They said the injured kids are all boys, but Jessica has short hair, Terrie Berger kept thinking to herself. But they would know. They wouldn't say it was a boy if it was a girl. Would they?
Berger tugged on her short red hair with trembling hands as she stood outside the North Valley Jewish Community Center in the Granada Hills area of Los Angeles on Tuesday. She tried to calm herself. Jessica is okay, she thought. She has to be.
Berger had been in a meeting at the nearby aerospace company where she works when her mobile phone rang. It was her friend Susie, who was always joking.
"Terrie, I heard there was a shooting at the school!"
"Susie, stop it. That's not funny."
"Terrie, I swear to you."
Berger rushed out of the room.
"Hey, where do you think you're going?" her boss called after her. She didn't answer.

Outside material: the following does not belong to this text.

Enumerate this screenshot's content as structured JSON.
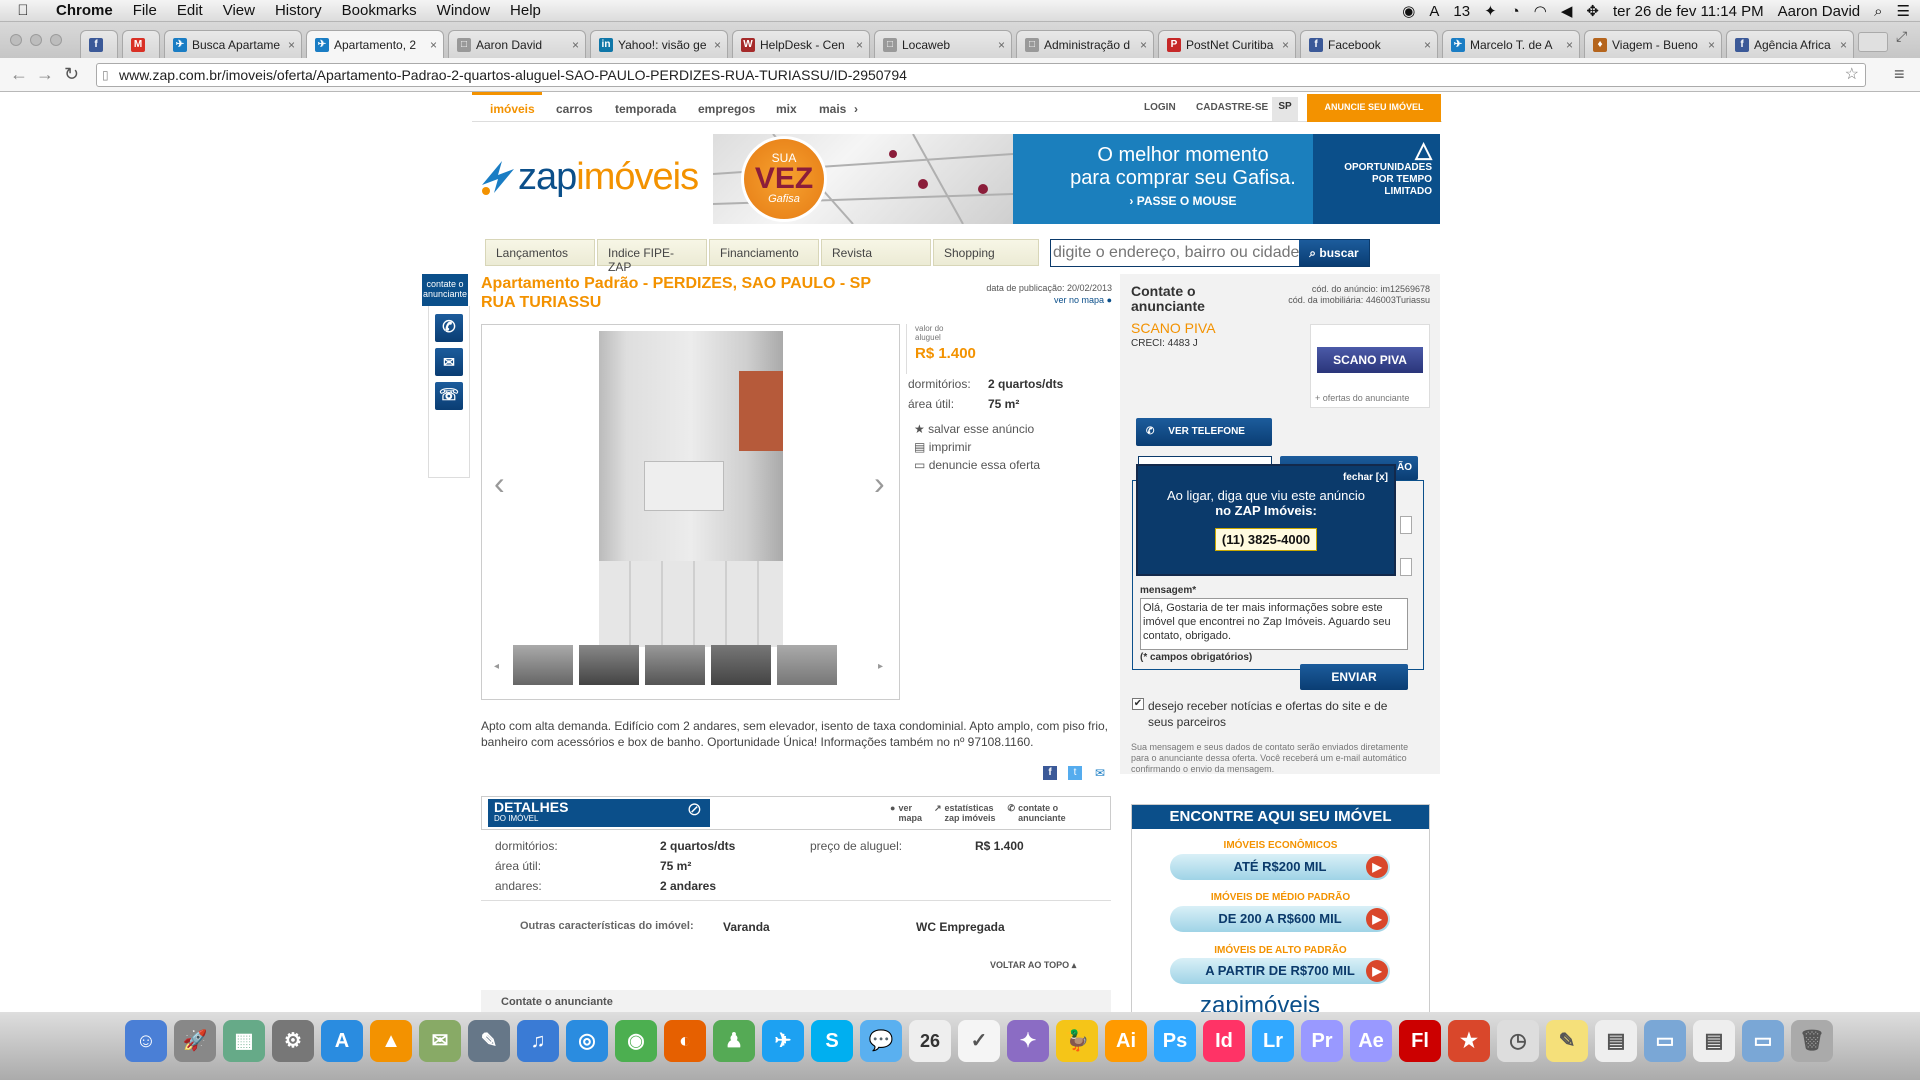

Outside, she heard the buzz of helicopters. Oh God. She jumped in her car. In 10 minutes, she was at the community center where she had dropped off 6-year-old Jessica for camp just before 8 a.m. The little girl had bounded in, excited for another day of swimming, Israeli folk dancing and learning Hebrew.
Now the street was packed with television cameras and frantic parents with phones pressed to their ears, straining to see past the yellow police tape.
Berger tried to get through the crush but was ordered back.
She pulled out her phone and dialed her office, where her husband also works.
"Tell Gary to get over here," she said tearfully. "Tell him there's been a shooting and they won't let me in to get Jessica."
A few minutes later, Gary arrived and then rushed over to a nearby temple where police said some children had been taken.
Berger suddenly let out a cry.
There was Jessica, holding on to her father's hand, calmly walking down the street toward her.
"Oh!" Berger moaned. She rushed to the little girl and swooped her up, crying and planting kisses all over her face.
Jessica hugged her mother tightly and looked at all the cameras and police cars.
"What happened?" the little girl asked, puzzled.
"Mommy will tell you later," Berger said, squeezing her tightly. "Let's just go home."